Today we are blessed to have female wonder women in business to lift us to new realms of possibility, providing us with the inspiration to reach new heights and possibilities. The business prowess of women is not a new phenomenon nor is it something which has arrived linearly to the emergence of increased scrutiny surrounding pay equality and workplace practice. To put this simply, the pay gap and workplace equality argument hasn’t arisen because women have just discovered and developed a credible business acumen for the first time – because this has been the case for decades. Moreover, it is because women are now ready to air their grievances and rightly so. Now, it’s all about making sure they are heard and by the right ears.
The global issue of gender inequality as a whole is far from dealt with, particularly within the workplace. According to the recent report by the Chartered Management Institute (CMI) the gender pay gap between CEO’s and business leaders is still at a staggering 55%, when measured on a like-for-like scale and female CEOs are still typically making 77% less than their male counterparts. It’s shocking that in a world in which a champion female skater can become a diplomat at the Asian State Department, the female head of marketing at Coca-Cola can be named by Fortune as one of the most influential women in the world, Germany and New Zealand’s heads of government are female, the gender pay gap is still rife. Media coverage is no longer an issue with increased coverage on the issue resulting in increased awareness, yet the call to action is still not met by corporations and senior figures.
Not only are gender stereotypes and pay inequalities prevalent issues amongst female CEOs and the workforce today, but we have in fact been tackling this issue from childhood. The gender pay gap actually starts in the home. Perhaps subconsciously we have subjected to and are now even feeding into the gender pay gap issue at a grassroots level, with a recent report highlighting that parents in the UK are paying their sons more than twice as much as their daughters for household chores and allowances.
In essence, this suggests that society is raising women to accept that they deserve less than men, in terms of pay and ambitions. From a young age, girls are taught to be modest, never selfish, to listen to others, to not be controversial or bold and to ultimately not be ambitious because at the end of the day, our primary goal is to settle down with a husband and create the perfect family. Women who defy this ideal are questioned, resented or even pitied as leading a supposedly unfulfilled life.
We need more balance, we need more diversity and we need to stop this cycle once and for all. We desperately need a critical mass of educated, economically independent and powerful women who will reach top positions in economics, science, finance, and politics, in order for them to change the very basis of our existence.
Misogynistic societies are very much known to supress the views of strong women and there is often the lack of powerful female role models to encourage young girls to break out against these feminine expectations. It is important that in a society where women are making major headway for female empowerment, compared to a decade ago, we are still doing what we can to ensure we are making further progress. Starting with the gender pay gap. While big steps have been taken by the government to ensure companies are publicly disclosing their pay gap figures, there is still a lot more to be done – transparency clearly isn’t a large enough deterrent.
The attitude towards women in the workplace as whole needs to change from the current archaic values we are still experiencing today.
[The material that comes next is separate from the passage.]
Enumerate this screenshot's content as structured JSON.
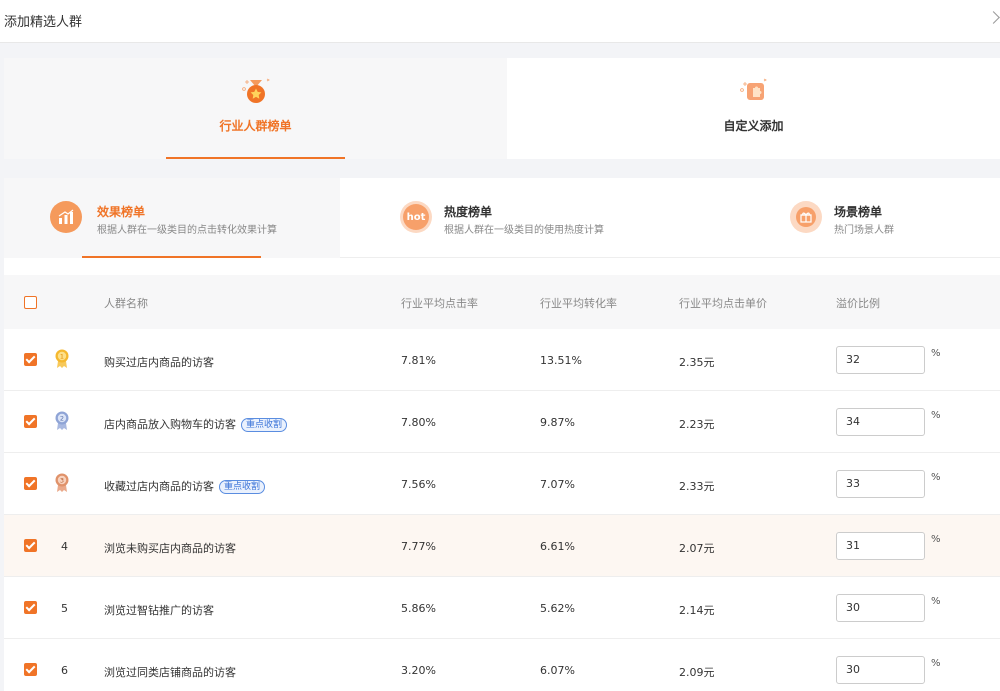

Women in the workplace, particularly CEOs need to create more noise around this issue and not stand too complacent with society as it stands.
The number of female owned companies has definitely grown in the past decade but they are still a minority. Female CEOs and entrepreneurs are continuing to face hurdles that are very different compared to the struggles faced by their male counterparts, whether it be funding or critical board decisions. Most women are starting out in industries that are still predominantly male dominated where gaining the respect from their male colleagues can be a struggle from the get-go.
The fear of failure is an obstacle faced by all CEOs and entrepreneurs, men and women a-like. Women in particular, must not let societal pressures keep them from making bold decisions, doing what they want and how they want, and ultimately, be whatever they want to be and not what anyone expects them to be.
Born in Italy and now based in London, Paola Diana has dedicated her life to championing sexual equality in business and politics in the UK and Italy. Paola founded the organisation PariMerito (Equal Merit), which she used to lobby the Italian Government to pass new equality laws in the workplace, including a new bill requiring every company board to have minimum 30% female representation. She is also an entrepreneur, starting her first business as a single mother of two. Her hugely successful Diana Group comprises three separate businesses and has established itself as a market leader in recruitment and lifestyle services -recognised as one of London’s most influential service providers for high net worth individuals, families and corporations around the world.